• What the exercise asks: Every entry must be echoed exactly.

• Records to process:

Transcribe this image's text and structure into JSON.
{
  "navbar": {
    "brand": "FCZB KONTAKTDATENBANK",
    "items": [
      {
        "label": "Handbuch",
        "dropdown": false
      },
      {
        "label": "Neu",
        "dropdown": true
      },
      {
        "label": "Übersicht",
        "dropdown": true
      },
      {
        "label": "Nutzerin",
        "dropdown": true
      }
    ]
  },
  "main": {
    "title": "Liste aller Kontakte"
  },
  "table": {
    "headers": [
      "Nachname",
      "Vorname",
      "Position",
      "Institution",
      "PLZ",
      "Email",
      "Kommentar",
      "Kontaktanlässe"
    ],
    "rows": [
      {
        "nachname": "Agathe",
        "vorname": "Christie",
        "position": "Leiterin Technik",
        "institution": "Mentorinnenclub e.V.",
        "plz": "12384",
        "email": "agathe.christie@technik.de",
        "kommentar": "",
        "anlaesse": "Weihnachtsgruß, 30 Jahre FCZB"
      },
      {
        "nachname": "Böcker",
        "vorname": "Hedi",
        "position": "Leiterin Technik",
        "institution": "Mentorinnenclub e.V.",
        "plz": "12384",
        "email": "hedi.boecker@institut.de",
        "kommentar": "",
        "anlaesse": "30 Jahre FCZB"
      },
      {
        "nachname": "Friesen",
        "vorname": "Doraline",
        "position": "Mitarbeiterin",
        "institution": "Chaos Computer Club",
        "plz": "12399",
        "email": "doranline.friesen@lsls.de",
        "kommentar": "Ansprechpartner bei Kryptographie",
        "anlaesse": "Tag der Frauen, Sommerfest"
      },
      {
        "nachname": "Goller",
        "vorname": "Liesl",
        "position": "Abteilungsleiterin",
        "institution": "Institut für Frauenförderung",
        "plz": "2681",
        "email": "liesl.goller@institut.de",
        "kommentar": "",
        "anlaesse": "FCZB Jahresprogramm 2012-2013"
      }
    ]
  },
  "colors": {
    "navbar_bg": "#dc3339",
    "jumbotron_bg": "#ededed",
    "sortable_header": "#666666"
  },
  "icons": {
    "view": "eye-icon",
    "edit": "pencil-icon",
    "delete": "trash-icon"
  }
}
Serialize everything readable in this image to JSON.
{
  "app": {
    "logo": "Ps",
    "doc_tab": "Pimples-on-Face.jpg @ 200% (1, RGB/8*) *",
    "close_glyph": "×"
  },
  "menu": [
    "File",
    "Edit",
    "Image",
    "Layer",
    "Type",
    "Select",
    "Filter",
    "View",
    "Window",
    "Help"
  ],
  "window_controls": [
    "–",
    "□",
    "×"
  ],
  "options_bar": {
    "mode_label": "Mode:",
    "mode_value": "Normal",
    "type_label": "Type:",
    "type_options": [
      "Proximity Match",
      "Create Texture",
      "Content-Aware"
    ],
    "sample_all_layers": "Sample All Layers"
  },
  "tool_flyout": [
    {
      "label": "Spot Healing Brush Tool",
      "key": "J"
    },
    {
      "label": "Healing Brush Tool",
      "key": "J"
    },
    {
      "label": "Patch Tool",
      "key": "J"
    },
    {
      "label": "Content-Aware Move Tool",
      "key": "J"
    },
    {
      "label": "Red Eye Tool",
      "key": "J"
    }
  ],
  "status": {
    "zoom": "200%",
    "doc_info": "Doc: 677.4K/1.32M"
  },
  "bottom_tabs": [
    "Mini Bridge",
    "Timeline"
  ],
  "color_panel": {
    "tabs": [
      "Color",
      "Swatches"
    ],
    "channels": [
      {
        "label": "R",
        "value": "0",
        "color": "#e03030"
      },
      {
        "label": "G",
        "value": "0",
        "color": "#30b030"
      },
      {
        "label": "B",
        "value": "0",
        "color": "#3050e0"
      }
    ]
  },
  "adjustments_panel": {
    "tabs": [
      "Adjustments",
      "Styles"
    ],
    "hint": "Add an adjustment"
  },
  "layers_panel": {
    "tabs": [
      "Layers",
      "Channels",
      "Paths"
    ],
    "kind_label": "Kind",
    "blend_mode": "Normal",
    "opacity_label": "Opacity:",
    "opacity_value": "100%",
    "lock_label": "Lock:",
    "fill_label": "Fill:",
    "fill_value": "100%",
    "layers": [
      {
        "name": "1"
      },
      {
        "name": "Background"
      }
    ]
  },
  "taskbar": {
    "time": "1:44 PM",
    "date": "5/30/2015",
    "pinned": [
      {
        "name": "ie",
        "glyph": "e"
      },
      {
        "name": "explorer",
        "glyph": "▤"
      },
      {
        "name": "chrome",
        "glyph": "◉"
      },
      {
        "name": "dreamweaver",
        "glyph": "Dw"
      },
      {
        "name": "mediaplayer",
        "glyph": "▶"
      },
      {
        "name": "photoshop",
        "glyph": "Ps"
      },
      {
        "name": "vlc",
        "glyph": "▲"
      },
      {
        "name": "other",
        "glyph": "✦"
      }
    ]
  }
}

• Task solution:
Transcribe this image's text and structure into JSON.
{
  "navbar": {
    "brand": "FCZB KONTAKTDATENBANK",
    "items": [
      {
        "label": "Handbuch",
        "dropdown": false
      },
      {
        "label": "Neu",
        "dropdown": true
      },
      {
        "label": "Übersicht",
        "dropdown": true
      },
      {
        "label": "Nutzerin",
        "dropdown": true
      }
    ]
  },
  "main": {
    "title": "Liste aller Kontakte"
  },
  "table": {
    "headers": [
      "Nachname",
      "Vorname",
      "Position",
      "Institution",
      "PLZ",
      "Email",
      "Kommentar",
      "Kontaktanlässe"
    ],
    "rows": [
      {
        "nachname": "Agathe",
        "vorname": "Christie",
        "position": "Leiterin Technik",
        "institution": "Mentorinnenclub e.V.",
        "plz": "12384",
        "email": "agathe.christie@technik.de",
        "kommentar": "",
        "anlaesse": "Weihnachtsgruß, 30 Jahre FCZB"
      },
      {
        "nachname": "Böcker",
        "vorname": "Hedi",
        "position": "Leiterin Technik",
        "institution": "Mentorinnenclub e.V.",
        "plz": "12384",
        "email": "hedi.boecker@institut.de",
        "kommentar": "",
        "anlaesse": "30 Jahre FCZB"
      },
      {
        "nachname": "Friesen",
        "vorname": "Doraline",
        "position": "Mitarbeiterin",
        "institution": "Chaos Computer Club",
        "plz": "12399",
        "email": "doranline.friesen@lsls.de",
        "kommentar": "Ansprechpartner bei Kryptographie",
        "anlaesse": "Tag der Frauen, Sommerfest"
      },
      {
        "nachname": "Goller",
        "vorname": "Liesl",
        "position": "Abteilungsleiterin",
        "institution": "Institut für Frauenförderung",
        "plz": "2681",
        "email": "liesl.goller@institut.de",
        "kommentar": "",
        "anlaesse": "FCZB Jahresprogramm 2012-2013"
      }
    ]
  },
  "colors": {
    "navbar_bg": "#dc3339",
    "jumbotron_bg": "#ededed",
    "sortable_header": "#666666"
  },
  "icons": {
    "view": "eye-icon",
    "edit": "pencil-icon",
    "delete": "trash-icon"
  }
}
Serialize everything readable in this image to JSON.
{
  "app": {
    "logo": "Ps",
    "doc_tab": "Pimples-on-Face.jpg @ 200% (1, RGB/8*) *",
    "close_glyph": "×"
  },
  "menu": [
    "File",
    "Edit",
    "Image",
    "Layer",
    "Type",
    "Select",
    "Filter",
    "View",
    "Window",
    "Help"
  ],
  "window_controls": [
    "–",
    "□",
    "×"
  ],
  "options_bar": {
    "mode_label": "Mode:",
    "mode_value": "Normal",
    "type_label": "Type:",
    "type_options": [
      "Proximity Match",
      "Create Texture",
      "Content-Aware"
    ],
    "sample_all_layers": "Sample All Layers"
  },
  "tool_flyout": [
    {
      "label": "Spot Healing Brush Tool",
      "key": "J"
    },
    {
      "label": "Healing Brush Tool",
      "key": "J"
    },
    {
      "label": "Patch Tool",
      "key": "J"
    },
    {
      "label": "Content-Aware Move Tool",
      "key": "J"
    },
    {
      "label": "Red Eye Tool",
      "key": "J"
    }
  ],
  "status": {
    "zoom": "200%",
    "doc_info": "Doc: 677.4K/1.32M"
  },
  "bottom_tabs": [
    "Mini Bridge",
    "Timeline"
  ],
  "color_panel": {
    "tabs": [
      "Color",
      "Swatches"
    ],
    "channels": [
      {
        "label": "R",
        "value": "0",
        "color": "#e03030"
      },
      {
        "label": "G",
        "value": "0",
        "color": "#30b030"
      },
      {
        "label": "B",
        "value": "0",
        "color": "#3050e0"
      }
    ]
  },
  "adjustments_panel": {
    "tabs": [
      "Adjustments",
      "Styles"
    ],
    "hint": "Add an adjustment"
  },
  "layers_panel": {
    "tabs": [
      "Layers",
      "Channels",
      "Paths"
    ],
    "kind_label": "Kind",
    "blend_mode": "Normal",
    "opacity_label": "Opacity:",
    "opacity_value": "100%",
    "lock_label": "Lock:",
    "fill_label": "Fill:",
    "fill_value": "100%",
    "layers": [
      {
        "name": "1"
      },
      {
        "name": "Background"
      }
    ]
  },
  "taskbar": {
    "time": "1:44 PM",
    "date": "5/30/2015",
    "pinned": [
      {
        "name": "ie",
        "glyph": "e"
      },
      {
        "name": "explorer",
        "glyph": "▤"
      },
      {
        "name": "chrome",
        "glyph": "◉"
      },
      {
        "name": "dreamweaver",
        "glyph": "Dw"
      },
      {
        "name": "mediaplayer",
        "glyph": "▶"
      },
      {
        "name": "photoshop",
        "glyph": "Ps"
      },
      {
        "name": "vlc",
        "glyph": "▲"
      },
      {
        "name": "other",
        "glyph": "✦"
      }
    ]
  }
}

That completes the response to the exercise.